The looming loss of a $1.2 million council subsidy won’t hit Queenstown bus comuters, Connectabus’ boss says.
Ewen McCammon (right), owner of the Wakatipu-wide bus network, pledges not to jack up prices nor chop loss-making routes when Otago Regional Council’s annual subsidies expire.
“There won’t be any fare rises. And no, routes won’t be dropped,” McCammon says.
The council has heavily subsidised a 32-month trial of Connectabus services to Kelvin Heights, Quail Rise, Arthurs Point, Glenda Drive, and Lake Hayes Estate.

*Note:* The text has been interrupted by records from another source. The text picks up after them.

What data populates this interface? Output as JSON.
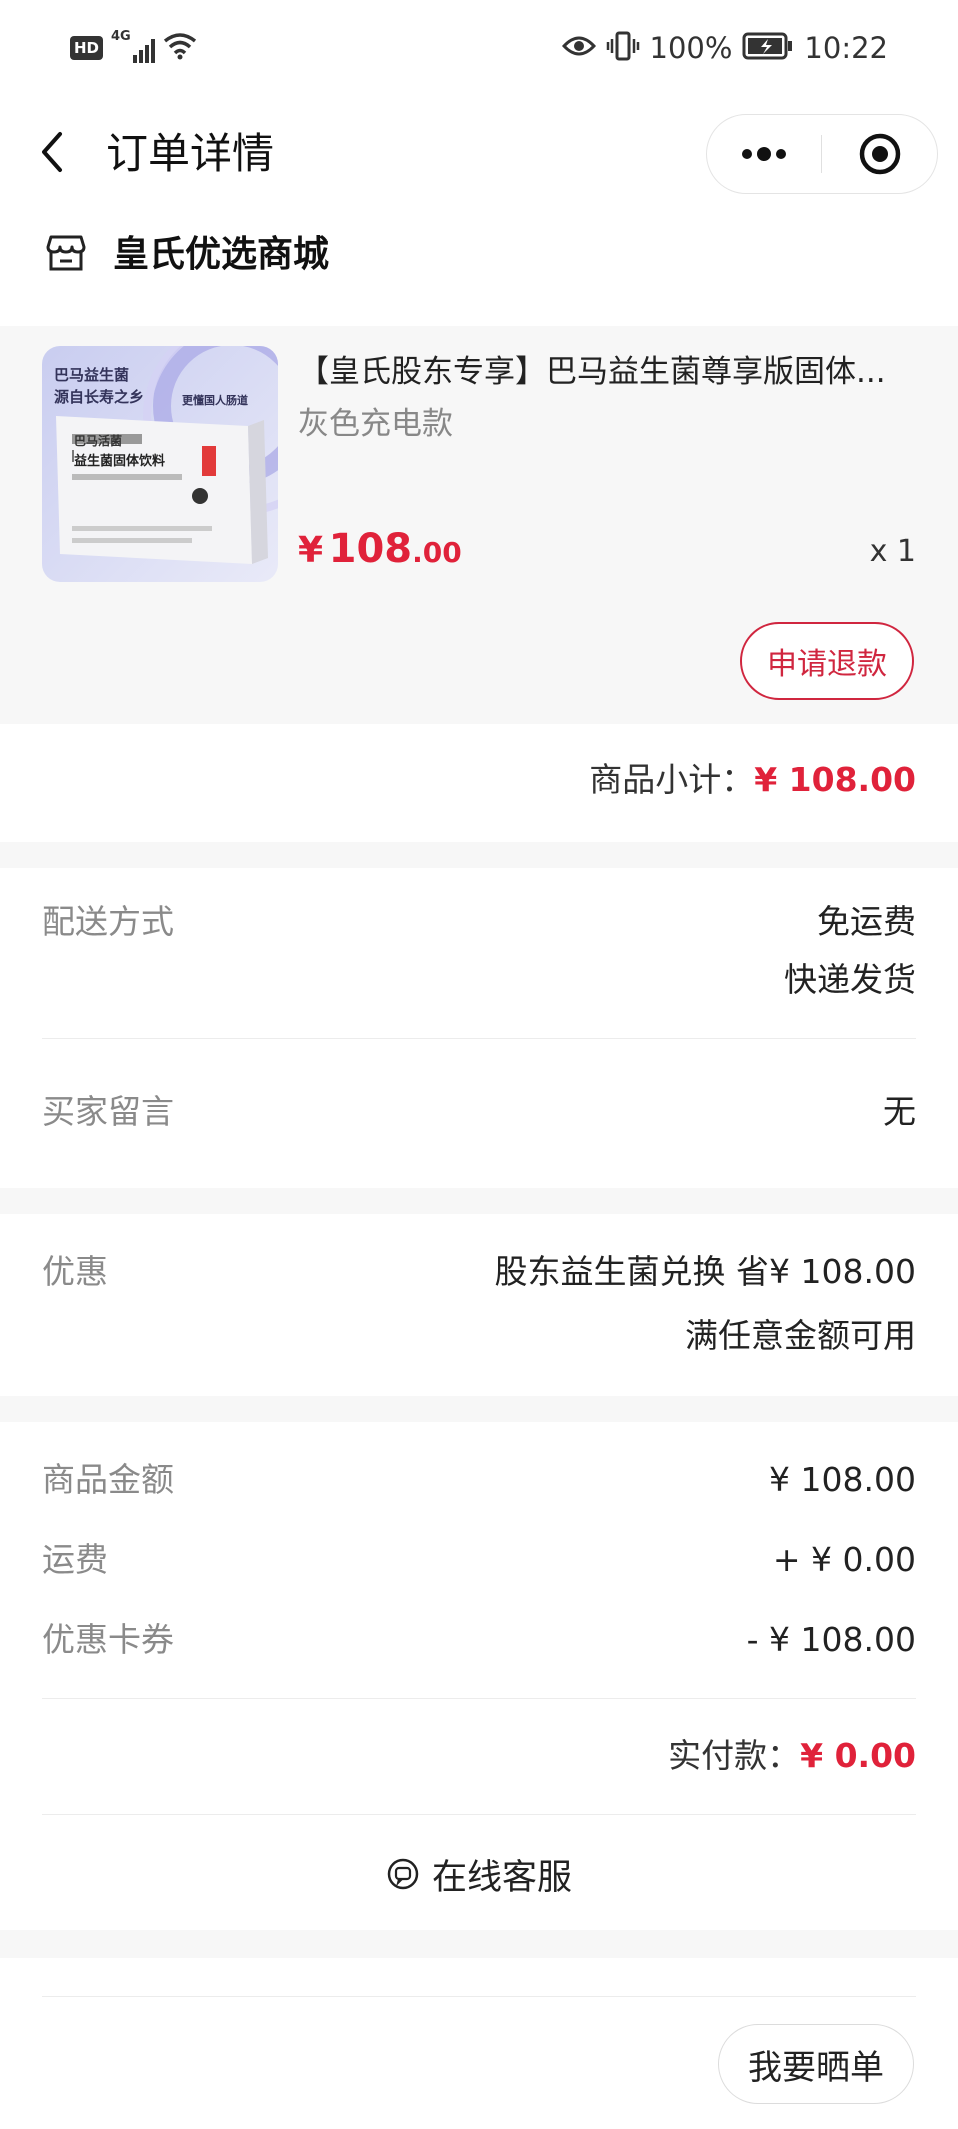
{
  "status_bar": {
    "hd": "HD",
    "network": "4G",
    "battery_percent": "100%",
    "time": "10:22"
  },
  "nav": {
    "title": "订单详情"
  },
  "shop": {
    "name": "皇氏优选商城"
  },
  "product": {
    "title": "【皇氏股东专享】巴马益生菌尊享版固体...",
    "variant": "灰色充电款",
    "price_currency": "¥",
    "price_int": "108",
    "price_dec": ".00",
    "quantity": "x 1",
    "refund_button": "申请退款",
    "image_text": {
      "headline1": "巴马益生菌",
      "headline2": "源自长寿之乡",
      "tagline": "更懂国人肠道",
      "box_line1": "巴马活菌",
      "box_line2": "益生菌固体饮料"
    }
  },
  "subtotal": {
    "label": "商品小计：",
    "value": "¥ 108.00"
  },
  "delivery": {
    "label": "配送方式",
    "value1": "免运费",
    "value2": "快递发货"
  },
  "message": {
    "label": "买家留言",
    "value": "无"
  },
  "discount": {
    "label": "优惠",
    "value1": "股东益生菌兑换 省¥ 108.00",
    "value2": "满任意金额可用"
  },
  "amounts": {
    "goods_label": "商品金额",
    "goods_value": "¥ 108.00",
    "shipping_label": "运费",
    "shipping_value": "+ ¥ 0.00",
    "coupon_label": "优惠卡券",
    "coupon_value": "- ¥ 108.00",
    "paid_label": "实付款：",
    "paid_value": "¥ 0.00"
  },
  "customer_service": {
    "label": "在线客服"
  },
  "share_button": "我要晒单",
  "colors": {
    "accent_red": "#e0223a",
    "background_gray": "#f7f7f7"
  }
}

The Arthurs Point subsidy of almost $400,000 disappears in September. Those on other routes end in February.
McCammon’s approach is to wear any future losses on previously-subsidised routes.
“The Arthurs Point service isn’t up to break even yet but we’ll get it there over the next couple of years,” he says.
Loss-making services can be carried by profitable Connectabus routes, he adds.
Off-peak services on some routes may be scaled down, McCammon admits, but otherwise it’s a case of plugging away at building patronage.
“Everything we do, we’re doing for the future,” he says.
“We just want to get more people using our services.”
The statistics say they are.
The regional council reports Connectabus passenger numbers for the Wakatipu network – unsubsidised as well as subsidised routes – are up 20 per cent to 620,000 in the year to June 30.